WHAT IS BEING ASKED: Which lines of the data below hold "measurement"? Copy each of them.

Website and app data records:
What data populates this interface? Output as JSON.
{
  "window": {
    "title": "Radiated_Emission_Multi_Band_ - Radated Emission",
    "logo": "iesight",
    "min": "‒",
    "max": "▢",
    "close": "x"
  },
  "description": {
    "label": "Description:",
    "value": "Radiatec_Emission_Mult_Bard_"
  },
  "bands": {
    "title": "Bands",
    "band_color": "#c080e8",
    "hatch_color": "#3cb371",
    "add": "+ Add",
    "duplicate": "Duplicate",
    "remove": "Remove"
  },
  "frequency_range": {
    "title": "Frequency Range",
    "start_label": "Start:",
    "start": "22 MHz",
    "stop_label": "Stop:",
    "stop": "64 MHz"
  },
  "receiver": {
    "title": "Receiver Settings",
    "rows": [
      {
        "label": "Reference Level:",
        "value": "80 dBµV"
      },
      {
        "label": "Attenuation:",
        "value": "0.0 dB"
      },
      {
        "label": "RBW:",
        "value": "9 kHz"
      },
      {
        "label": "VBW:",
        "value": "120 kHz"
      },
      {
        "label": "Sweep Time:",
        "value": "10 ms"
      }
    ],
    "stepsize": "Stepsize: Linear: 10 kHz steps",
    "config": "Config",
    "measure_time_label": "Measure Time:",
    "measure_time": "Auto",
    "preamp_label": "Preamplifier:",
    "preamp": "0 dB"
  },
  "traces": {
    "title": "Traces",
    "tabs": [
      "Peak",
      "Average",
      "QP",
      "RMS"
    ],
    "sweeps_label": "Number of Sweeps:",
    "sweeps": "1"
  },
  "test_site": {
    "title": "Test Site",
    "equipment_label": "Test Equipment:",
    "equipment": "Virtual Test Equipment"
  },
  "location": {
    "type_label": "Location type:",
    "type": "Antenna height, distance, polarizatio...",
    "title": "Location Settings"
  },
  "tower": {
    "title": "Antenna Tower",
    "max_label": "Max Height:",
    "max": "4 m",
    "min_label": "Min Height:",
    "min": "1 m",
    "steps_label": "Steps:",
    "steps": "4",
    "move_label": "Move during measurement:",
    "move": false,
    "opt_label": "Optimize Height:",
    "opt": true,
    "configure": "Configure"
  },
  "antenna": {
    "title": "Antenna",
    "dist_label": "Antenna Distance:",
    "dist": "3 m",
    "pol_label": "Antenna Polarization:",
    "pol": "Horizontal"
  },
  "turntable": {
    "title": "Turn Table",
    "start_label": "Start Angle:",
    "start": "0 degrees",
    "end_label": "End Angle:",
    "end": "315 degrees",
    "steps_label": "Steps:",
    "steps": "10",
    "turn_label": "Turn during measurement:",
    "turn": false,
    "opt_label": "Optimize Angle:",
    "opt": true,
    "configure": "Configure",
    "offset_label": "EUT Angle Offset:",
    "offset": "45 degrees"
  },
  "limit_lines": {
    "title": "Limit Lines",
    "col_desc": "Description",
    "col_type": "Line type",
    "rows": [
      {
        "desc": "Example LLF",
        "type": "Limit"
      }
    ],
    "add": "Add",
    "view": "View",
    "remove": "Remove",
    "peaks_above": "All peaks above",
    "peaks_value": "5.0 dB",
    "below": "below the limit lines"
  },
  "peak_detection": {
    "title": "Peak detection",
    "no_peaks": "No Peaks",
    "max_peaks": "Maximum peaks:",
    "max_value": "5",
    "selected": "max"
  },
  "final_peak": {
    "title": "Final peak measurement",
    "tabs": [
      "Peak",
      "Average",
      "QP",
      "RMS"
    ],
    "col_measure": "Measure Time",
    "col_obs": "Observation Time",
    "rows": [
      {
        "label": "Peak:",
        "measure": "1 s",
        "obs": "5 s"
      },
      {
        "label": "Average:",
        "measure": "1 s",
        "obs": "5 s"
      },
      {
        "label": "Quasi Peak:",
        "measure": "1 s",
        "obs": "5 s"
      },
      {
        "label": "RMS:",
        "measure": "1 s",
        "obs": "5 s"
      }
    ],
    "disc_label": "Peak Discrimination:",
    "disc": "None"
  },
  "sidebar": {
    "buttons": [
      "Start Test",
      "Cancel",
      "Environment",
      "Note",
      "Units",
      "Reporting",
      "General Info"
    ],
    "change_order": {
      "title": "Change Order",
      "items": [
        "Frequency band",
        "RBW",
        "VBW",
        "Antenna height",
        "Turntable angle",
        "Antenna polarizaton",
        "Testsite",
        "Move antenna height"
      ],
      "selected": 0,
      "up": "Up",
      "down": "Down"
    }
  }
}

RESPONSE:
    "move_label": "Move during measurement:",
    "turn_label": "Turn during measurement:",
    "title": "Final peak measurement",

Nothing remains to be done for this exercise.